In a perfect world, yeah send me a song that's already mastered and I don't have to do anything to it. But I know from years of experience working with actual people that this is a very unrealistic request. Most can't do it, that's why they're looking for a mastering engineer to begin with!
I've also heard the comment that mastering is taking all the songs on a CD and making them all sound similar. Really? That's all mastering is? So, I'm supposed to take the best mix on the CD and make all the other songs sound just like it? That doesn't even make any sense! What if the best mix on the CD sucks?
What if someone gives me only one song (which happens daily)? It can't be mastered because there isn't an entire CD?
I make every song on the CD sound as close as possible to a commercial industry standard song.
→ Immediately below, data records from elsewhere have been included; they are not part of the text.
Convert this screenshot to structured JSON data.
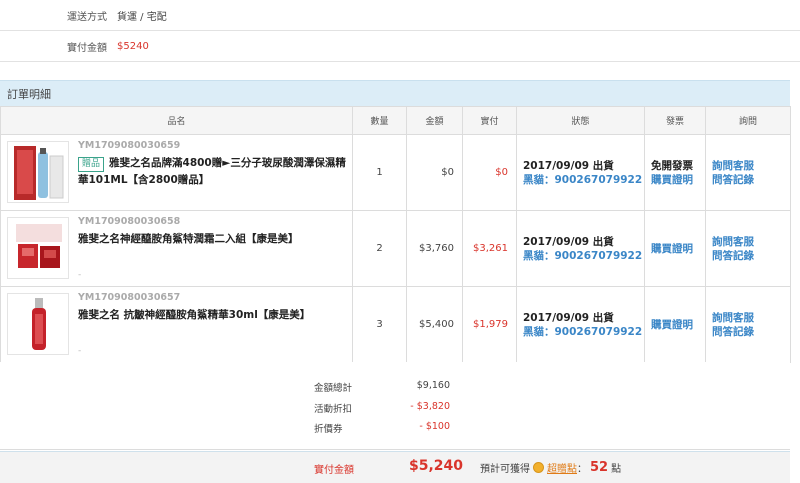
{
  "info": {
    "shipping_label": "運送方式",
    "shipping_value": "貨運 / 宅配",
    "paid_label": "實付金額",
    "paid_value": "$5240"
  },
  "section_title": "訂單明細",
  "headers": {
    "product": "品名",
    "qty": "數量",
    "amount": "金額",
    "paid": "實付",
    "status": "狀態",
    "invoice": "發票",
    "inquiry": "詢問"
  },
  "rows": [
    {
      "sku": "YM1709080030659",
      "badge": "贈品",
      "name": "雅斐之名品牌滿4800贈►三分子玻尿酸潤澤保濕精華101ML【含2800贈品】",
      "qty": "1",
      "amount": "$0",
      "paid": "$0",
      "status_date": "2017/09/09 出貨",
      "tracking": "黑貓：900267079922",
      "invoice_text": "免開發票",
      "invoice_link": "購買證明",
      "inquiry_link1": "詢問客服",
      "inquiry_link2": "問答記錄"
    },
    {
      "sku": "YM1709080030658",
      "badge": "",
      "name": "雅斐之名神經醯胺角鯊特潤霜二入組【康是美】",
      "qty": "2",
      "amount": "$3,760",
      "paid": "$3,261",
      "status_date": "2017/09/09 出貨",
      "tracking": "黑貓：900267079922",
      "invoice_text": "",
      "invoice_link": "購買證明",
      "inquiry_link1": "詢問客服",
      "inquiry_link2": "問答記錄",
      "dash": "-"
    },
    {
      "sku": "YM1709080030657",
      "badge": "",
      "name": "雅斐之名 抗皺神經醯胺角鯊精華30ml【康是美】",
      "qty": "3",
      "amount": "$5,400",
      "paid": "$1,979",
      "status_date": "2017/09/09 出貨",
      "tracking": "黑貓：900267079922",
      "invoice_text": "",
      "invoice_link": "購買證明",
      "inquiry_link1": "詢問客服",
      "inquiry_link2": "問答記錄",
      "dash": "-"
    }
  ],
  "summary": {
    "subtotal_label": "金額總計",
    "subtotal_value": "$9,160",
    "discount_label": "活動折扣",
    "discount_value": "- $3,820",
    "coupon_label": "折價券",
    "coupon_value": "- $100"
  },
  "total": {
    "label": "實付金額",
    "value": "$5,240",
    "points_prefix": "預計可獲得",
    "points_link": "超贈點",
    "points_sep": "：",
    "points_num": "52",
    "points_unit": "點"
  },
  "colors": {
    "accent_red": "#d9342b",
    "link_blue": "#3a86c7",
    "section_bg": "#dcedf7"
  }
}
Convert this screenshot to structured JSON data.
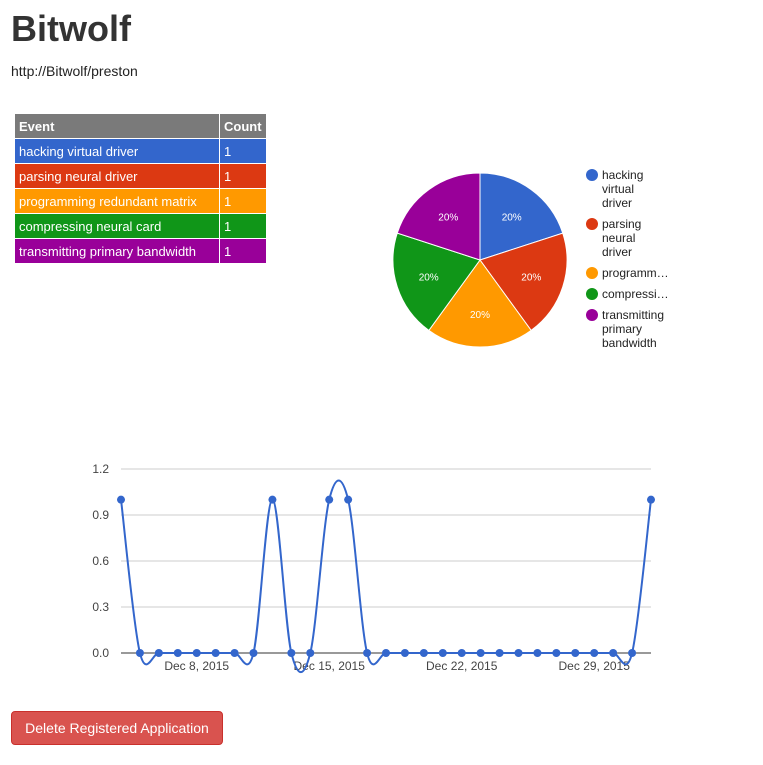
{
  "header": {
    "title": "Bitwolf",
    "url": "http://Bitwolf/preston"
  },
  "table": {
    "columns": [
      "Event",
      "Count"
    ],
    "rows": [
      {
        "event": "hacking virtual driver",
        "count": "1",
        "color": "#3366cc"
      },
      {
        "event": "parsing neural driver",
        "count": "1",
        "color": "#dc3912"
      },
      {
        "event": "programming redundant matrix",
        "count": "1",
        "color": "#ff9900"
      },
      {
        "event": "compressing neural card",
        "count": "1",
        "color": "#109618"
      },
      {
        "event": "transmitting primary bandwidth",
        "count": "1",
        "color": "#990099"
      }
    ]
  },
  "actions": {
    "delete_label": "Delete Registered Application"
  },
  "chart_data": [
    {
      "type": "pie",
      "slices": [
        {
          "label": "hacking virtual driver",
          "legend_lines": [
            "hacking",
            "virtual",
            "driver"
          ],
          "value": 1,
          "percent_label": "20%",
          "color": "#3366cc"
        },
        {
          "label": "parsing neural driver",
          "legend_lines": [
            "parsing",
            "neural",
            "driver"
          ],
          "value": 1,
          "percent_label": "20%",
          "color": "#dc3912"
        },
        {
          "label": "programming redundant matrix",
          "legend_lines": [
            "programm…"
          ],
          "value": 1,
          "percent_label": "20%",
          "color": "#ff9900"
        },
        {
          "label": "compressing neural card",
          "legend_lines": [
            "compressi…"
          ],
          "value": 1,
          "percent_label": "20%",
          "color": "#109618"
        },
        {
          "label": "transmitting primary bandwidth",
          "legend_lines": [
            "transmitting",
            "primary",
            "bandwidth"
          ],
          "value": 1,
          "percent_label": "20%",
          "color": "#990099"
        }
      ],
      "legend_position": "right"
    },
    {
      "type": "line",
      "series": [
        {
          "color": "#3366cc",
          "x": [
            "2015-12-04",
            "2015-12-05",
            "2015-12-06",
            "2015-12-07",
            "2015-12-08",
            "2015-12-09",
            "2015-12-10",
            "2015-12-11",
            "2015-12-12",
            "2015-12-13",
            "2015-12-14",
            "2015-12-15",
            "2015-12-16",
            "2015-12-17",
            "2015-12-18",
            "2015-12-19",
            "2015-12-20",
            "2015-12-21",
            "2015-12-22",
            "2015-12-23",
            "2015-12-24",
            "2015-12-25",
            "2015-12-26",
            "2015-12-27",
            "2015-12-28",
            "2015-12-29",
            "2015-12-30",
            "2015-12-31",
            "2016-01-01"
          ],
          "values": [
            1,
            0,
            0,
            0,
            0,
            0,
            0,
            0,
            1,
            0,
            0,
            1,
            1,
            0,
            0,
            0,
            0,
            0,
            0,
            0,
            0,
            0,
            0,
            0,
            0,
            0,
            0,
            0,
            1
          ]
        }
      ],
      "x_tick_labels": [
        {
          "label": "Dec 8, 2015",
          "date": "2015-12-08"
        },
        {
          "label": "Dec 15, 2015",
          "date": "2015-12-15"
        },
        {
          "label": "Dec 22, 2015",
          "date": "2015-12-22"
        },
        {
          "label": "Dec 29, 2015",
          "date": "2015-12-29"
        }
      ],
      "y_ticks": [
        "0.0",
        "0.3",
        "0.6",
        "0.9",
        "1.2"
      ],
      "y_tick_values": [
        0,
        0.3,
        0.6,
        0.9,
        1.2
      ],
      "ylim": [
        0,
        1.2
      ],
      "grid": true,
      "curve": "smooth"
    }
  ]
}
Each song is mastered to sound the very best it can, regardless of past or future songs on the CD. Also, every song is mixed differently and requires different actions to achieve this. After I do this, all the songs on the CD are comparable in every sonic area.
Audio mastering is taking a mix and bringing it up to commercial industry standards.
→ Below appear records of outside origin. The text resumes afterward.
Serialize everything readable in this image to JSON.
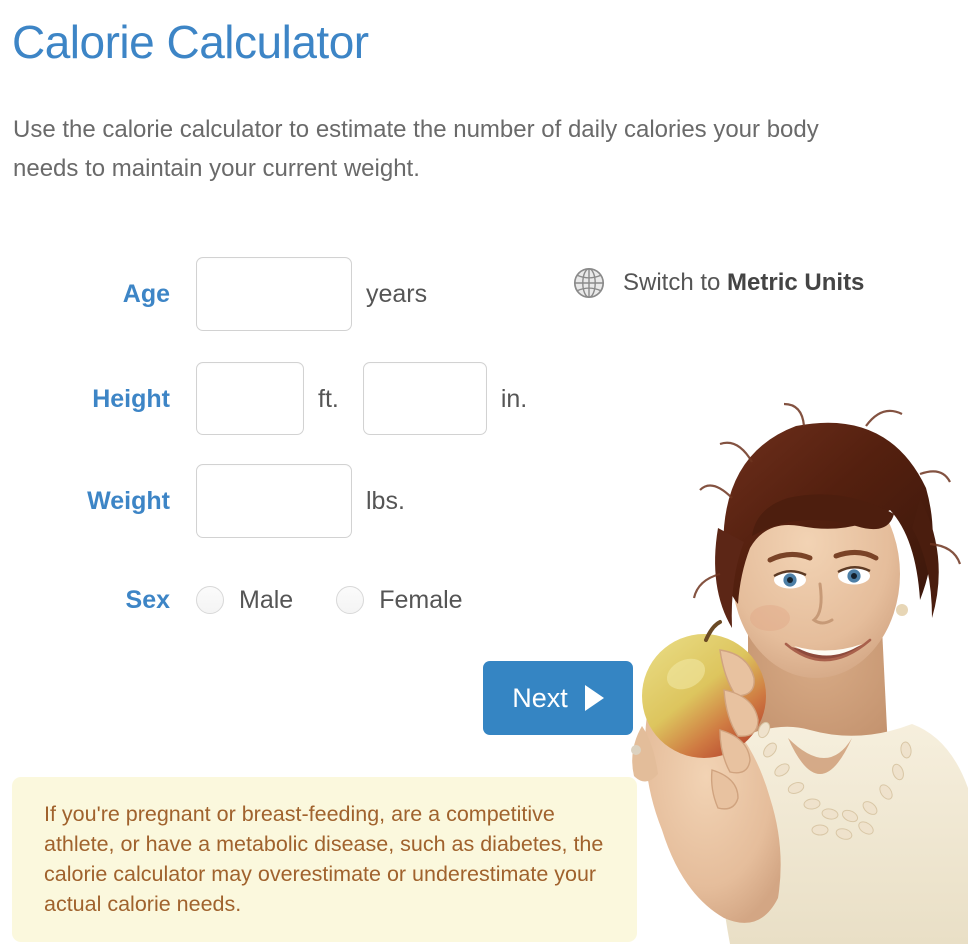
{
  "header": {
    "title": "Calorie Calculator",
    "subtitle": "Use the calorie calculator to estimate the number of daily calories your body needs to maintain your current weight."
  },
  "form": {
    "age": {
      "label": "Age",
      "value": "",
      "placeholder": "",
      "unit": "years"
    },
    "height": {
      "label": "Height",
      "feet_value": "",
      "feet_placeholder": "",
      "feet_unit": "ft.",
      "inches_value": "",
      "inches_placeholder": "",
      "inches_unit": "in."
    },
    "weight": {
      "label": "Weight",
      "value": "",
      "placeholder": "",
      "unit": "lbs."
    },
    "sex": {
      "label": "Sex",
      "options": [
        {
          "label": "Male",
          "selected": false
        },
        {
          "label": "Female",
          "selected": false
        }
      ]
    }
  },
  "unit_switch": {
    "icon": "globe-icon",
    "prefix": "Switch to ",
    "emphasis": "Metric Units"
  },
  "next_button": {
    "label": "Next",
    "icon": "play-arrow-icon"
  },
  "warning": {
    "text": "If you're pregnant or breast-feeding, are a competitive athlete, or have a metabolic disease, such as diabetes, the calorie calculator may overestimate or underestimate your actual calorie needs."
  },
  "photo": {
    "alt": "Smiling woman with short auburn hair holding an apple"
  },
  "colors": {
    "accent_blue": "#3d85c6",
    "button_blue": "#3585c3",
    "label_blue": "#3d85c6",
    "body_gray": "#6a6a6a",
    "warning_bg": "#fbf8dd",
    "warning_text": "#a0622d",
    "input_border": "#d2d2d2"
  }
}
I would say someone just starting out in audio mastering might take an hour to A/B compare a song and replicate it. That time includes reviewing the song on different mediums like a car stereo, headphones, small speakers, etc. That's an hour total time to master one song.
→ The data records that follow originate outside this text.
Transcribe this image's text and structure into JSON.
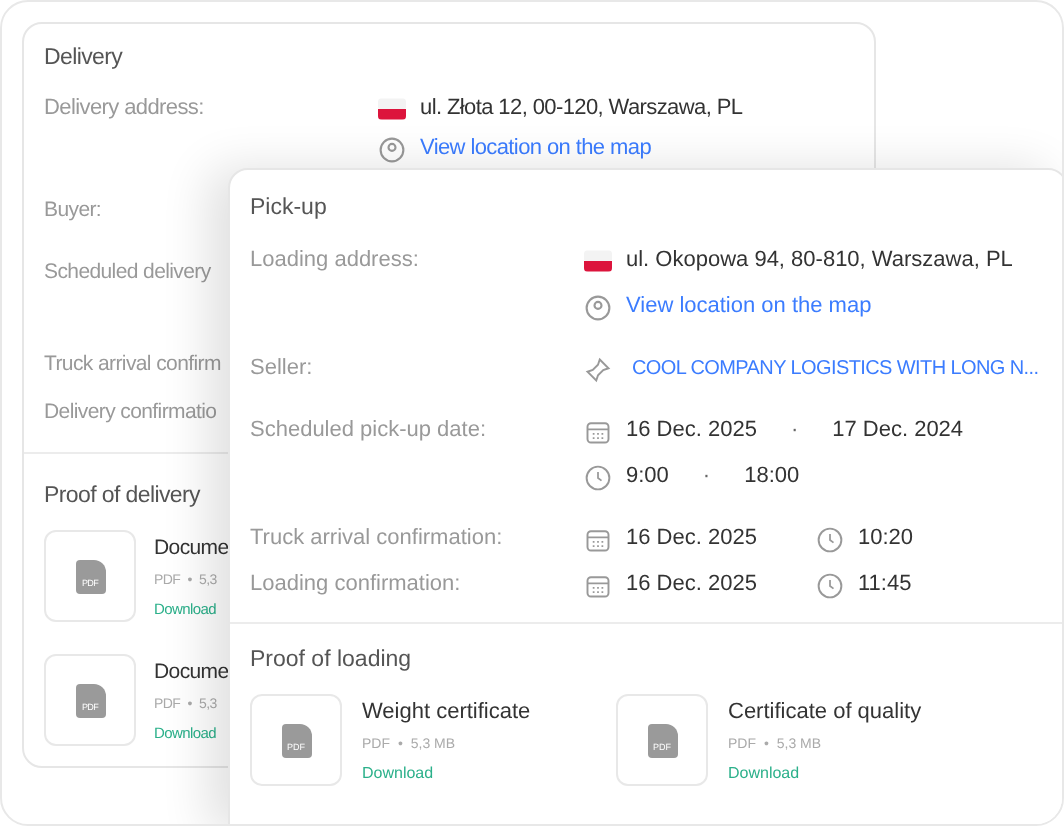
{
  "delivery": {
    "title": "Delivery",
    "address_label": "Delivery address:",
    "address": "ul. Złota 12, 00-120, Warszawa, PL",
    "map_link": "View location on the map",
    "buyer_label": "Buyer:",
    "scheduled_label": "Scheduled delivery",
    "truck_label": "Truck arrival confirm",
    "confirmation_label": "Delivery confirmatio",
    "proof_title": "Proof of delivery",
    "documents": [
      {
        "icon_label": "PDF",
        "name": "Docume",
        "type": "PDF",
        "separator": "•",
        "size": "5,3",
        "action": "Download"
      },
      {
        "icon_label": "PDF",
        "name": "Docume",
        "type": "PDF",
        "separator": "•",
        "size": "5,3",
        "action": "Download"
      }
    ]
  },
  "pickup": {
    "title": "Pick-up",
    "address_label": "Loading address:",
    "address": "ul. Okopowa 94, 80-810, Warszawa, PL",
    "map_link": "View location on the map",
    "seller_label": "Seller:",
    "seller": "COOL COMPANY LOGISTICS WITH LONG N...",
    "scheduled_label": "Scheduled pick-up date:",
    "date_from": "16 Dec. 2025",
    "date_separator": "·",
    "date_to": "17 Dec. 2024",
    "time_from": "9:00",
    "time_separator": "·",
    "time_to": "18:00",
    "truck_label": "Truck arrival confirmation:",
    "truck_date": "16 Dec. 2025",
    "truck_time": "10:20",
    "loading_label": "Loading confirmation:",
    "loading_date": "16 Dec. 2025",
    "loading_time": "11:45",
    "proof_title": "Proof of loading",
    "documents": [
      {
        "icon_label": "PDF",
        "name": "Weight certificate",
        "type": "PDF",
        "separator": "•",
        "size": "5,3 MB",
        "action": "Download"
      },
      {
        "icon_label": "PDF",
        "name": "Certificate of quality",
        "type": "PDF",
        "separator": "•",
        "size": "5,3 MB",
        "action": "Download"
      }
    ]
  }
}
As you improve with practice, you can quickly get it down to 30 minutes per song or less. A highly skilled audio mastering engineer can master a song in 10 minutes. At least that's how long it takes me. Note - I ALWAYS split my audio mastering into two separate sessions so I can finalize on fresh ears. I talk about this later in the book.
Some of you might think 10 minutes to master a song is too fast. It is if you're just starting out. You will need more time to A/B compare and to test out different settings through trial and error. But in time, you'll learn how to quickly diagnose what a mix needs and what to do to achieve your desired results.
Now (after many years), if I spent 10 minutes or 40 minutes to master a song, my results would be exactly the same. An extra 30 minutes would not make my masters any better.
A good non-music example would be tying your shoes. The first week you learned as a child, it might take you a minute to tie each shoe. And you still might not get it right! Now, you can tie both shoes to perfection in 5 seconds!
If you spent an extra two minutes tying your shoes, could you do a better job? No. Whatever you can do in five seconds, the results will be exactly the same as if you spent two minutes.
The same goes for a highly skilled pro in audio mastering.
I would say YES, most people can become a great mastering engineer. I say this because most of the mixes I receive from clients are pretty good and I know the audio engineer (the band member with a computer) has only minimal training. He could easily be great if he put a little more study and practice time into it. And if he had this book to teach him what took me over 17 years to learn! Ha!
The bigger question is, how much time and effort are you going to put in? You know, everyone can be in good physical shape, or at least in decent shape. The choice is yours. But, is there going to be a diet and exercise plan that's followed daily for months, or is everything going on eBay or craigslist a few weeks after January 1st? It's up to each individual to do what's necessary to achieve their end goal.
You get out what you put in, even when it comes to audio mastering. This book gives you the knowledge and tools you need to become a great audio mastering engineer. And you'll learn a lot faster than I did. But it's still up to you to read this book in its entirety and put in the practice time.